An interesting Spencean book, Allen Davenport's (1836) The Life, Writings and Principles of Thomas Spence, author of the Spencean System, or Agrarian Equality has now been digitised by Google and I have uploaded it for you HERE. Davenport, a follower of Spence, says of his book: 'We have seen many physical revolutions, and some moral or legal reforms; yet none of these changes have put a single extra loaf of bread into the cubboard of the poor. But in the reform that is here proposed, all the advantages will be, as they ought, on the side of the working man ... Every thing that is necessary to prepare the public mind for this great CUPBOARD REVOLUTION, or agrarian reform, contained in this truly philanthropic system, will be found in the following pages'

Other new-ish works


Edited by Keith Armstrong, with an Introduction by Professor Joan Beal and a new essay by Professor Malcolm Chase 

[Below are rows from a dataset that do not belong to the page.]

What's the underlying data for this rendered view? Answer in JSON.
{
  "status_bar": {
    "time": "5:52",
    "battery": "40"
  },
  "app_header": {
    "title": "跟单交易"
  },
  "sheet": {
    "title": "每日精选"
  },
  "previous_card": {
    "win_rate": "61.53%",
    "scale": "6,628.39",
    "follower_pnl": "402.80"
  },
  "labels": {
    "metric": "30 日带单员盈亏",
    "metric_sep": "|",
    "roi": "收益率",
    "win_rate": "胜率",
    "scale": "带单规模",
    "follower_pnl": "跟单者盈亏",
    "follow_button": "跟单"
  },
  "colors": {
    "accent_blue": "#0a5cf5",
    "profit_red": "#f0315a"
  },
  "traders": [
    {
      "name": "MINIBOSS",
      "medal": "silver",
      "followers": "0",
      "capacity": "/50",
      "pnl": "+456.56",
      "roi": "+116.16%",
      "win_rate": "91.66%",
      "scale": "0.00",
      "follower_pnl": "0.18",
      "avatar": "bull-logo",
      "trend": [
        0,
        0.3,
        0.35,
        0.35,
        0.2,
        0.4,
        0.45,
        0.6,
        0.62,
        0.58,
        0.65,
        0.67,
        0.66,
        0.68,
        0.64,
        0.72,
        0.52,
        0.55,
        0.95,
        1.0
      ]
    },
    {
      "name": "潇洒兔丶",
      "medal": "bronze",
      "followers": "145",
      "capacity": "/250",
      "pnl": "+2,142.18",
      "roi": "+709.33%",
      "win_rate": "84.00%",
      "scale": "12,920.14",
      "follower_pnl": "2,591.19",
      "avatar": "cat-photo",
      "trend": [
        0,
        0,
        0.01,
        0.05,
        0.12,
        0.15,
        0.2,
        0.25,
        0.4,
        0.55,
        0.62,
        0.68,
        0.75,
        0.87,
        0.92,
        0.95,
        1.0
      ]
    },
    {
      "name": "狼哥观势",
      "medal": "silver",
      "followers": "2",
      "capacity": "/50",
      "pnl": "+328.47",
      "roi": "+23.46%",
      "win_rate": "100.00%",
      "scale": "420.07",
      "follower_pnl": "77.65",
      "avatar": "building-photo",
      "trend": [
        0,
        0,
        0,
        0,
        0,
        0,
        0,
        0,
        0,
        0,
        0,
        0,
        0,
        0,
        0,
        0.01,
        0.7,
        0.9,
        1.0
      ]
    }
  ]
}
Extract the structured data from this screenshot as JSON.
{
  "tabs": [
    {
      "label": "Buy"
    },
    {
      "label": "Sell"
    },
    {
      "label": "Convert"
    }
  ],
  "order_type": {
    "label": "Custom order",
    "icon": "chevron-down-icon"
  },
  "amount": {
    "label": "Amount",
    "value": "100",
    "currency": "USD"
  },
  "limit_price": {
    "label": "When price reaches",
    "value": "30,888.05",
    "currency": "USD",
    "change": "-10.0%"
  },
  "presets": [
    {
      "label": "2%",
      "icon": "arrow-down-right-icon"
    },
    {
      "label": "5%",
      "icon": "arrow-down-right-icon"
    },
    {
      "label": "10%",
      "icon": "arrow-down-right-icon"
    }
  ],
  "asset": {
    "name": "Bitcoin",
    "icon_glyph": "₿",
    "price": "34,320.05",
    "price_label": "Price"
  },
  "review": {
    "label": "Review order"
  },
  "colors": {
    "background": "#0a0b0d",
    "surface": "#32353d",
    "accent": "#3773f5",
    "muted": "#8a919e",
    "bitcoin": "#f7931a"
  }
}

A new paperback edition Malcolm Chase's important study of Spence's ideas and impact, The People's Farm: English Radical Agrarianism 1775-1840 was published recently (Breviary Stuff Publications, London)

Ian Robson's interview with Alastair Bonnett on Thomas Spence appeared in The Journal July 13th 2010, titled 'Shedding light on life of unsung local hero'. It can be found at:

'Paine, Spence, Chartism and 'the Real Rights of Man', by Malcolm Chase [The 2008 Eric Paine Memorial Lecture], The Journal of Radical History of the Thomas Paine Society, 2008, volume 9, issue 3, pp. 1-14

'The Other Rights of Man: The Revolutionary Plan of Thomas Spence' by Alastair Bonnett, History Today, September 2007, pp.42-48 TO READ THIS ARTICLE CLICK HERE History Today

'Nostalgia in and against English Socialism, 1775-1894' by Alastair Bonnett, Chapter Two of Left in the Past: Radicalism and the Politics of Nostalgia (Continuum, New York). This chapter looks at the treament of Spence by later radicals. To read a pdf draft of this chapter CLICK HERE Nostalgia in and against English Socialism, 1775–1894


Keith Armstrong's website, with new photos of site of Spence's shop at Little Turnstile, London

The best links for Spence are on the Spartacus Schoolnet

The Spartacus Educational essay on the Cato Street conspiracy can also be found here

Three Spence texts not included on this site can be found at:

The texts are:

The Constitution of a Perfect Commonwealth
The Restorer of Society to its Natural State
The Important Trial of Thomas Spence

See also:

Links on The Society of Speancean Philanthropists:

Link to the Thomas Paine Society:

Full edition of Paine's The Rights of Man :

North East History Links:

Memories of Tyneside project:


Thomas has been founded to help ensure that the name and ambitions of Thomas Spence live on. We do not exist to venerate Thomas Spence. We welcome debate and contributions from readers on Spence's legacy and why it matters today. 

Please note: Unfortunately there is no 'Thomas Spence Society' to join. It's just the domain name for the website, one which we are stuck with.

Our e-mail address

Our banner line 'Hear me! ye oppressors!' is taken from the dialogue beween 'Woman' and 'Aristocracy' in Spence's 'The Rights of Infants' (1796). The full text can be found elsewhere on this site: see 'The Rights of Infants'.

This site has been constructed and written by Alastair Bonnett and Louis Holland Bonnett

Last modified:  Oct. 2015


Spence token